ENTRIES SUPPLIED
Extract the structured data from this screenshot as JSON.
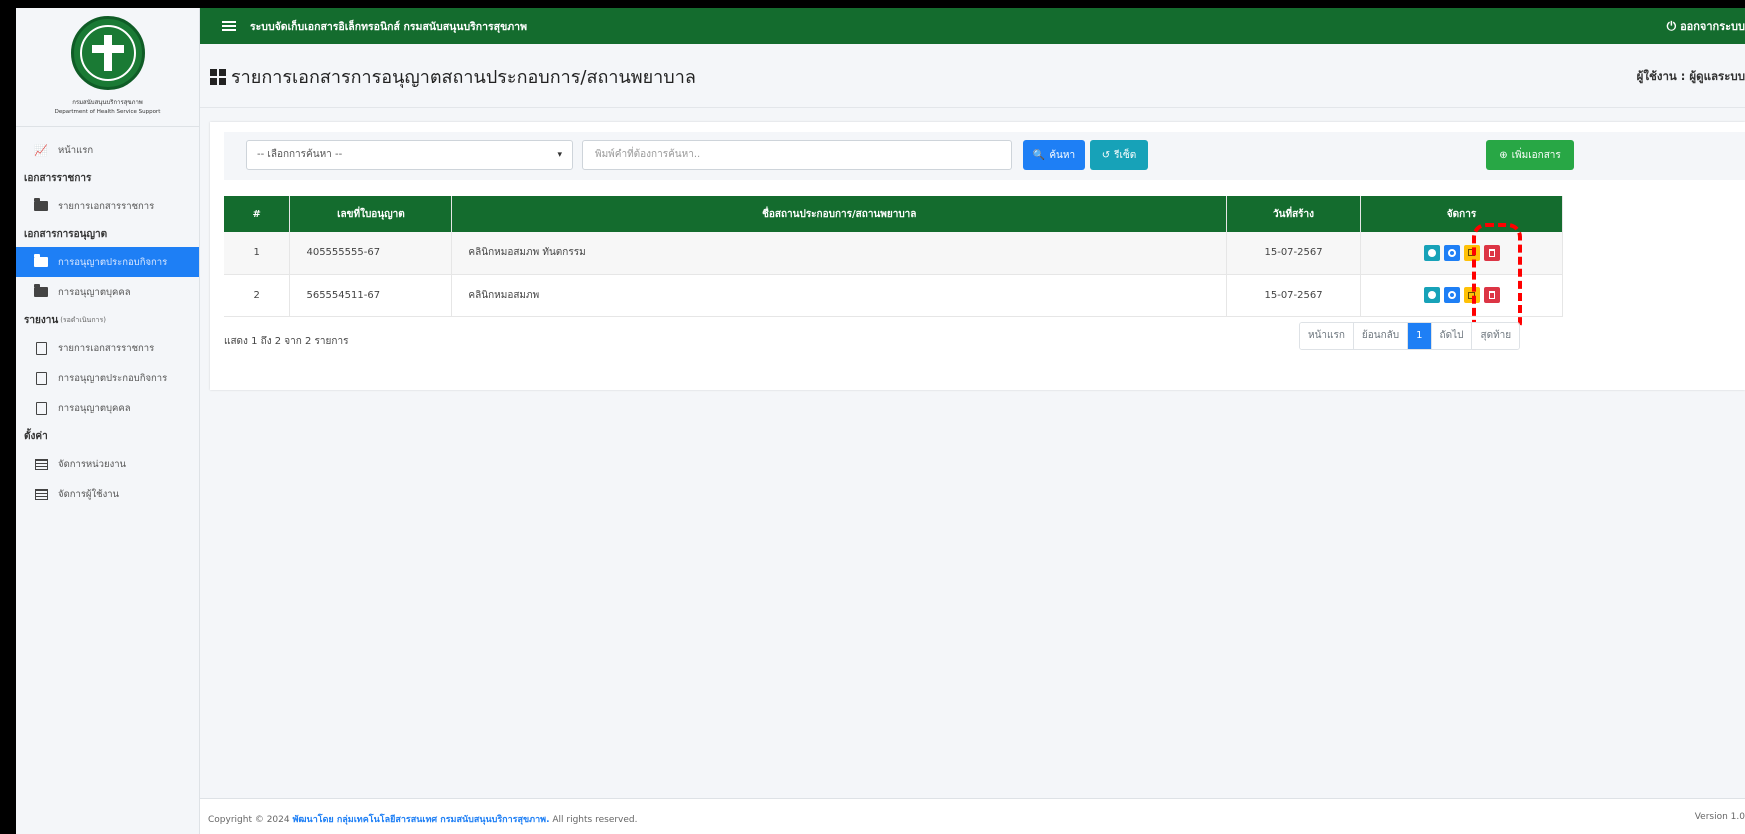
{
  "app": {
    "topbar_title": "ระบบจัดเก็บเอกสารอิเล็กทรอนิกส์ กรมสนับสนุนบริการสุขภาพ",
    "logout_label": "ออกจากระบบ"
  },
  "brand": {
    "name_th": "กรมสนับสนุนบริการสุขภาพ",
    "name_en": "Department of Health Service Support"
  },
  "sidebar": {
    "home": "หน้าแรก",
    "groups": [
      {
        "header": "เอกสารราชการ",
        "items": [
          "รายการเอกสารราชการ"
        ]
      },
      {
        "header": "เอกสารการอนุญาต",
        "items": [
          "การอนุญาตประกอบกิจการ",
          "การอนุญาตบุคคล"
        ]
      },
      {
        "header": "รายงาน",
        "header_sub": "(รอดำเนินการ)",
        "items": [
          "รายการเอกสารราชการ",
          "การอนุญาตประกอบกิจการ",
          "การอนุญาตบุคคล"
        ]
      },
      {
        "header": "ตั้งค่า",
        "items": [
          "จัดการหน่วยงาน",
          "จัดการผู้ใช้งาน"
        ]
      }
    ],
    "active_item": "การอนุญาตประกอบกิจการ"
  },
  "page": {
    "title": "รายการเอกสารการอนุญาตสถานประกอบการ/สถานพยาบาล",
    "user_label": "ผู้ใช้งาน : ผู้ดูแลระบบ"
  },
  "filters": {
    "select_value": "-- เลือกการค้นหา --",
    "search_placeholder": "พิมพ์คำที่ต้องการค้นหา..",
    "search_button": "ค้นหา",
    "reset_button": "รีเซ็ต",
    "add_button": "เพิ่มเอกสาร"
  },
  "table": {
    "headers": [
      "#",
      "เลขที่ใบอนุญาต",
      "ชื่อสถานประกอบการ/สถานพยาบาล",
      "วันที่สร้าง",
      "จัดการ"
    ],
    "rows": [
      {
        "no": "1",
        "license": "405555555-67",
        "name": "คลินิกหมอสมภพ ทันตกรรม",
        "created": "15-07-2567"
      },
      {
        "no": "2",
        "license": "565554511-67",
        "name": "คลินิกหมอสมภพ",
        "created": "15-07-2567"
      }
    ]
  },
  "pagination": {
    "summary": "แสดง 1 ถึง 2 จาก 2 รายการ",
    "first": "หน้าแรก",
    "prev": "ย้อนกลับ",
    "current": "1",
    "next": "ถัดไป",
    "last": "สุดท้าย"
  },
  "footer": {
    "prefix": "Copyright © 2024",
    "link": "พัฒนาโดย กลุ่มเทคโนโลยีสารสนเทศ กรมสนับสนุนบริการสุขภาพ.",
    "suffix": "All rights reserved.",
    "version": "Version 1.0"
  },
  "colors": {
    "primary_green": "#146c2e",
    "blue": "#1e7ff5",
    "info": "#17a2b8",
    "warning": "#ffc107",
    "danger": "#dc3545",
    "success": "#28a745",
    "highlight": "#ff0000"
  }
}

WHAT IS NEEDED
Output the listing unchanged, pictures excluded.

OUTPUT OF THE TASK
Extract the structured data from this screenshot as JSON.
{
  "app": {
    "topbar_title": "ระบบจัดเก็บเอกสารอิเล็กทรอนิกส์ กรมสนับสนุนบริการสุขภาพ",
    "logout_label": "ออกจากระบบ"
  },
  "brand": {
    "name_th": "กรมสนับสนุนบริการสุขภาพ",
    "name_en": "Department of Health Service Support"
  },
  "sidebar": {
    "home": "หน้าแรก",
    "groups": [
      {
        "header": "เอกสารราชการ",
        "items": [
          "รายการเอกสารราชการ"
        ]
      },
      {
        "header": "เอกสารการอนุญาต",
        "items": [
          "การอนุญาตประกอบกิจการ",
          "การอนุญาตบุคคล"
        ]
      },
      {
        "header": "รายงาน",
        "header_sub": "(รอดำเนินการ)",
        "items": [
          "รายการเอกสารราชการ",
          "การอนุญาตประกอบกิจการ",
          "การอนุญาตบุคคล"
        ]
      },
      {
        "header": "ตั้งค่า",
        "items": [
          "จัดการหน่วยงาน",
          "จัดการผู้ใช้งาน"
        ]
      }
    ],
    "active_item": "การอนุญาตประกอบกิจการ"
  },
  "page": {
    "title": "รายการเอกสารการอนุญาตสถานประกอบการ/สถานพยาบาล",
    "user_label": "ผู้ใช้งาน : ผู้ดูแลระบบ"
  },
  "filters": {
    "select_value": "-- เลือกการค้นหา --",
    "search_placeholder": "พิมพ์คำที่ต้องการค้นหา..",
    "search_button": "ค้นหา",
    "reset_button": "รีเซ็ต",
    "add_button": "เพิ่มเอกสาร"
  },
  "table": {
    "headers": [
      "#",
      "เลขที่ใบอนุญาต",
      "ชื่อสถานประกอบการ/สถานพยาบาล",
      "วันที่สร้าง",
      "จัดการ"
    ],
    "rows": [
      {
        "no": "1",
        "license": "405555555-67",
        "name": "คลินิกหมอสมภพ ทันตกรรม",
        "created": "15-07-2567"
      },
      {
        "no": "2",
        "license": "565554511-67",
        "name": "คลินิกหมอสมภพ",
        "created": "15-07-2567"
      }
    ]
  },
  "pagination": {
    "summary": "แสดง 1 ถึง 2 จาก 2 รายการ",
    "first": "หน้าแรก",
    "prev": "ย้อนกลับ",
    "current": "1",
    "next": "ถัดไป",
    "last": "สุดท้าย"
  },
  "footer": {
    "prefix": "Copyright © 2024",
    "link": "พัฒนาโดย กลุ่มเทคโนโลยีสารสนเทศ กรมสนับสนุนบริการสุขภาพ.",
    "suffix": "All rights reserved.",
    "version": "Version 1.0"
  },
  "colors": {
    "primary_green": "#146c2e",
    "blue": "#1e7ff5",
    "info": "#17a2b8",
    "warning": "#ffc107",
    "danger": "#dc3545",
    "success": "#28a745",
    "highlight": "#ff0000"
  }
}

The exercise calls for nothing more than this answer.